*Assignment*: Lines from the material below that hold the string "this" are what is needed; copy each of them.

* * * *

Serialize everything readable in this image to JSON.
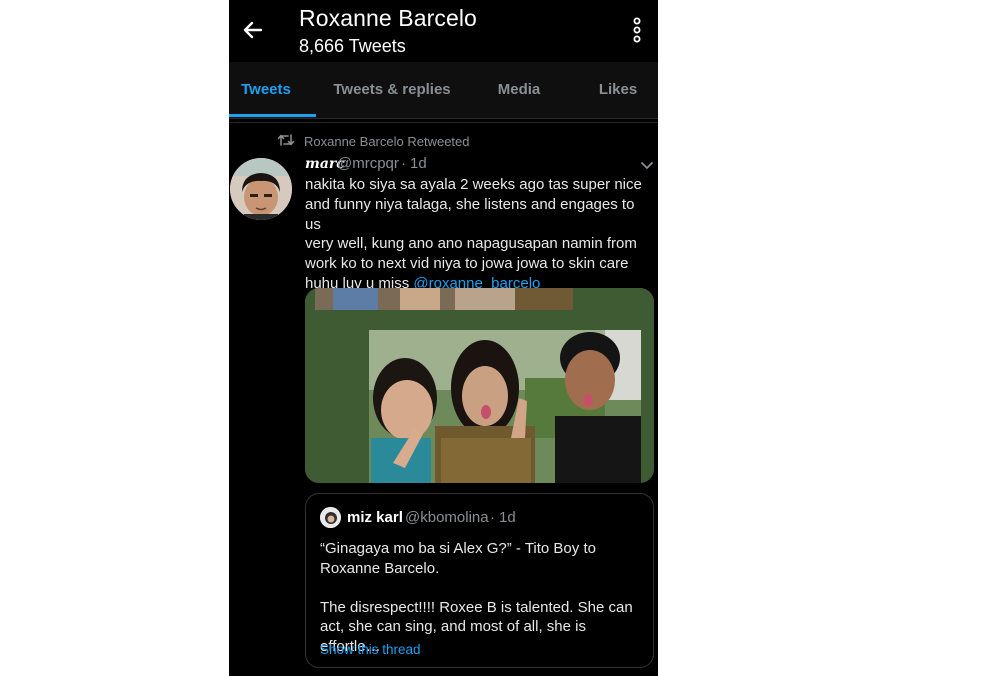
{
  "header": {
    "title": "Roxanne Barcelo",
    "tweet_count": "8,666 Tweets",
    "back_icon": "arrow-left-icon",
    "more_icon": "more-vertical-icon"
  },
  "tabs": [
    {
      "label": "Tweets",
      "active": true
    },
    {
      "label": "Tweets & replies",
      "active": false
    },
    {
      "label": "Media",
      "active": false
    },
    {
      "label": "Likes",
      "active": false
    }
  ],
  "tweet": {
    "retweet_context": "Roxanne Barcelo Retweeted",
    "author_name": "marc",
    "author_handle": "@mrcpqr",
    "separator": "·",
    "time": "1d",
    "text_lines": [
      "nakita ko siya sa ayala 2 weeks ago tas super nice",
      "and funny niya talaga, she listens and engages to us",
      "very well, kung ano ano napagusapan namin from",
      "work ko to next vid niya to jowa jowa to skin care",
      "huhu luv u miss "
    ],
    "mention": "@roxanne_barcelo",
    "quote": {
      "author_name": "miz karl",
      "author_handle": "@kbomolina",
      "separator": "·",
      "time": "1d",
      "paragraph1": "“Ginagaya mo ba si Alex G?” - Tito Boy to Roxanne Barcelo.",
      "paragraph2": "The disrespect!!!! Roxee B is talented. She can act, she can sing, and most of all, she is effortle…",
      "show_thread": "Show this thread"
    }
  },
  "colors": {
    "accent": "#1da1f2",
    "background": "#000000",
    "muted_text": "#8a8f93"
  }
}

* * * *

*Output below*:
Serialize everything readable in this image to JSON.
      "show_thread": "Show this thread"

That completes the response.